Subcommittee Markup: Thursday, July 13 at 4:30 PM
Every year, Congress must pass appropriations bills that fund all federal agencies and set the funding levels for all federal programs. We are particularly concerned that there may be significant funding cuts to health programs in the upcoming fiscal year, including those that are important to adults with CHDs. If we don’t advocate for the programs most important to us, no one else will and Congress might take those dollars to fund other programs.
Senate leadership just released the Better Care Reconciliation Act, their legislative alternative to the House-passed American Health Care Act (AHCA), to repeal key provisions of the Affordable Care Act (ACA). The bill’s release comes without public hearings on the legislation and little time before a planned vote set to occur next week. We remain concerned that the bill will undermine patient protections and potentially lead to significant losses in coverage.
Senate Republicans are crafting a legislative alternative to the House-passed American Health Care Act (AHCA) to repeal and the Affordable Care Act (ACA). They have been working on their legislation in secret and do not plan to release their bill to the public until days before a planned vote on June 28. While details about what is included in the Senate bill are scarce, we anticipate that, like the AHCA, it will impact patient protections and potentially lead to significant losses in coverage.
ACHA Board Member Michael Pernick Discusses the Threat of the American Health Care Act to People With Preexisting Conditions at Washington, D.C. Press Conference
Adult Congenital Heart Association Board Member Michael Pernick today joined Senator Dick Durbin (D-IL), Senator Angus King (I-ME) and Senator Brian Schatz (D-HI) to discuss the risks that the American Health Care Act poses to people with pre-existing conditions. You can view the video here, and Michael’s full comments are below.
- My name is Michael Pernick. I’m from Long Island. I was born with a congenital heart defect called Tetralogy of Fallot—you may have heard of it because it is the same heart defect as Jimmy Kimmel’s son, Billy.
Senate Sign-On Deadline: May 12, 2017
As Congress begins consideration of federal spending bills for Fiscal Year 2018, ACHA asks that you act today to urge your two Senators to sign the Durbin-Grassley Fiscal 2018 Appropriations Letter in support of funding for the CDC program to address the lifelong needs of Americans with congenital heart defects (CHDs). Members of Congress send letters outlining their funding priorities for the next year, and we want as many people to sign onto the letter as possible! The Durbin-Grassley letter requests robust federal support for CHD-related public health research and surveillance initiatives at the Centers for Disease Control and Prevention’s (CDC) National Center on Birth Defects and Developmental Disabilities (NCBDDD). Federal support is necessary to continue and expand upon these efforts to improve health outcomes and reduce medical costs!
On behalf of our staff and Board of Directors, we are proud to announce the hiring of our new President and CEO, Mark Roeder. He joins ACHA with an impressive 30-year career track record in nonprofit management for large, national health organizations as well as high-level corporate marketing and public relations.
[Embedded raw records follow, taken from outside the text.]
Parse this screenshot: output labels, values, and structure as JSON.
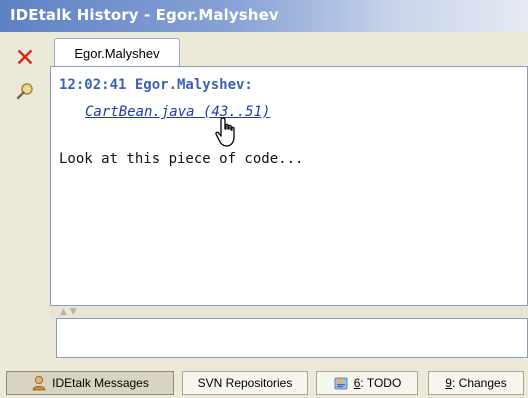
{
  "window": {
    "title": "IDEtalk History - Egor.Malyshev"
  },
  "sidebar": {
    "close_icon": "close-icon",
    "search_icon": "magnifier-icon"
  },
  "tabs": [
    {
      "label": "Egor.Malyshev"
    }
  ],
  "messages": [
    {
      "header": "12:02:41 Egor.Malyshev:",
      "link": "CartBean.java (43..51)",
      "body": "Look at this piece of code..."
    }
  ],
  "splitter": {
    "arrows": "▲ ▼"
  },
  "bottom_tabs": [
    {
      "label": "IDEtalk Messages",
      "icon": "user-icon",
      "active": true
    },
    {
      "label": "SVN Repositories"
    },
    {
      "mnemonic": "6",
      "rest": ": TODO",
      "icon": "todo-icon"
    },
    {
      "mnemonic": "9",
      "rest": ": Changes"
    }
  ],
  "colors": {
    "title_gradient_start": "#5f80c4",
    "close_red": "#d9261c",
    "header_blue": "#3d62b5",
    "link_blue": "#1f3da8",
    "chrome": "#ece9d8"
  }
}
Philadelphia, PA (February 1, 2017) – The Adult Congenital Heart Association (ACHA) announced today the launch of their Heart Month campaign – Every adult with CHD was once a child with CHD - this February is focusing on the importance of raising critical awareness of congenital heart disease (CHD) and lifelong care from childhood to adulthood.
On Thursday, Sept. 8, 2016, the House Energy & Commerce Committee is holding a hearing on the Congenital Heart Futures Re-authorization Act (CHFRA). As you know, the Adult Congenital Heart Association (ACHA) has been working hard since this bill’s introduction last fall to support its passage. This hearing is an important step towards enactment.
This ACHA-endorsed legislation reauthorizes the Congenital Heart Futures Act, enacted in 2010, that expanded the infrastructure to track congenital heart disease (CHD) at the Centers for Disease Control and Prevention (CDC) and increased research on CHD at the National Institutes of Health (NIH).